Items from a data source
◆ ◆ ◆ ◆

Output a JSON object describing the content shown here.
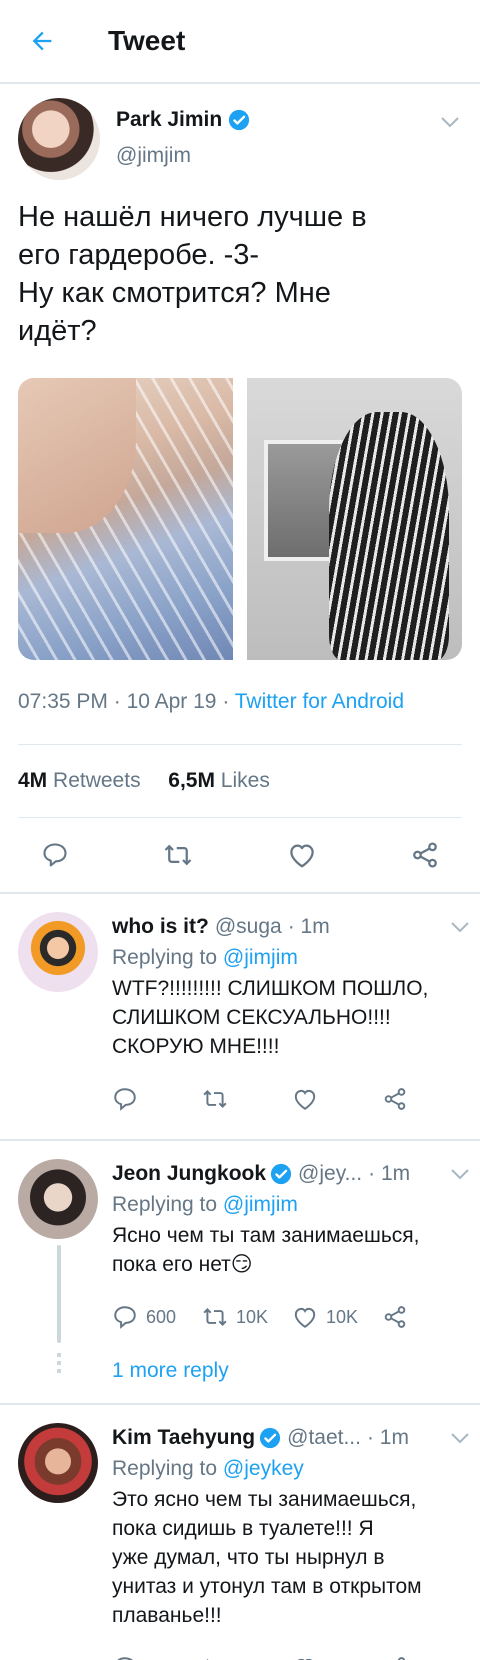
{
  "header": {
    "title": "Tweet"
  },
  "tweet": {
    "author_name": "Park Jimin",
    "author_handle": "@jimjim",
    "text": "Не нашёл ничего лучше в\nего гардеробе. -3-\nНу как смотрится? Мне\nидёт?",
    "time": "07:35 PM",
    "date": "10 Apr 19",
    "source": "Twitter for Android",
    "retweets_count": "4M",
    "retweets_label": "Retweets",
    "likes_count": "6,5M",
    "likes_label": "Likes"
  },
  "replies": [
    {
      "name": "who is it?",
      "handle": "@suga",
      "time": "· 1m",
      "replying_prefix": "Replying to",
      "replying_to": "@jimjim",
      "text": "WTF?!!!!!!!!! СЛИШКОМ ПОШЛО,\nСЛИШКОМ СЕКСУАЛЬНО!!!!\nСКОРУЮ МНЕ!!!!"
    },
    {
      "name": "Jeon Jungkook",
      "handle": "@jey...",
      "time": "· 1m",
      "replying_prefix": "Replying to",
      "replying_to": "@jimjim",
      "text": "Ясно чем ты там занимаешься,\nпока его нет😏",
      "reply_count": "600",
      "retweet_count": "10K",
      "like_count": "10K",
      "more_replies": "1 more reply"
    },
    {
      "name": "Kim Taehyung",
      "handle": "@taet...",
      "time": "· 1m",
      "replying_prefix": "Replying to",
      "replying_to": "@jeykey",
      "text": "Это ясно чем ты занимаешься,\nпока сидишь в туалете!!! Я\nуже думал, что ты нырнул в\nунитаз и утонул там в открытом\nплаванье!!!"
    }
  ],
  "colors": {
    "accent": "#1da1f2",
    "secondary_text": "#657786",
    "divider": "#e1e8ed"
  },
  "icons": [
    "back-arrow-icon",
    "verified-badge-icon",
    "chevron-down-icon",
    "reply-icon",
    "retweet-icon",
    "like-icon",
    "share-icon"
  ]
}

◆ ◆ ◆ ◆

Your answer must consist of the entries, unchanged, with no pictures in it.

● Solution to the problem
Output a JSON object describing the content shown here.
{
  "header": {
    "title": "Tweet"
  },
  "tweet": {
    "author_name": "Park Jimin",
    "author_handle": "@jimjim",
    "text": "Не нашёл ничего лучше в\nего гардеробе. -3-\nНу как смотрится? Мне\nидёт?",
    "time": "07:35 PM",
    "date": "10 Apr 19",
    "source": "Twitter for Android",
    "retweets_count": "4M",
    "retweets_label": "Retweets",
    "likes_count": "6,5M",
    "likes_label": "Likes"
  },
  "replies": [
    {
      "name": "who is it?",
      "handle": "@suga",
      "time": "· 1m",
      "replying_prefix": "Replying to",
      "replying_to": "@jimjim",
      "text": "WTF?!!!!!!!!! СЛИШКОМ ПОШЛО,\nСЛИШКОМ СЕКСУАЛЬНО!!!!\nСКОРУЮ МНЕ!!!!"
    },
    {
      "name": "Jeon Jungkook",
      "handle": "@jey...",
      "time": "· 1m",
      "replying_prefix": "Replying to",
      "replying_to": "@jimjim",
      "text": "Ясно чем ты там занимаешься,\nпока его нет😏",
      "reply_count": "600",
      "retweet_count": "10K",
      "like_count": "10K",
      "more_replies": "1 more reply"
    },
    {
      "name": "Kim Taehyung",
      "handle": "@taet...",
      "time": "· 1m",
      "replying_prefix": "Replying to",
      "replying_to": "@jeykey",
      "text": "Это ясно чем ты занимаешься,\nпока сидишь в туалете!!! Я\nуже думал, что ты нырнул в\nунитаз и утонул там в открытом\nплаванье!!!"
    }
  ],
  "colors": {
    "accent": "#1da1f2",
    "secondary_text": "#657786",
    "divider": "#e1e8ed"
  },
  "icons": [
    "back-arrow-icon",
    "verified-badge-icon",
    "chevron-down-icon",
    "reply-icon",
    "retweet-icon",
    "like-icon",
    "share-icon"
  ]
}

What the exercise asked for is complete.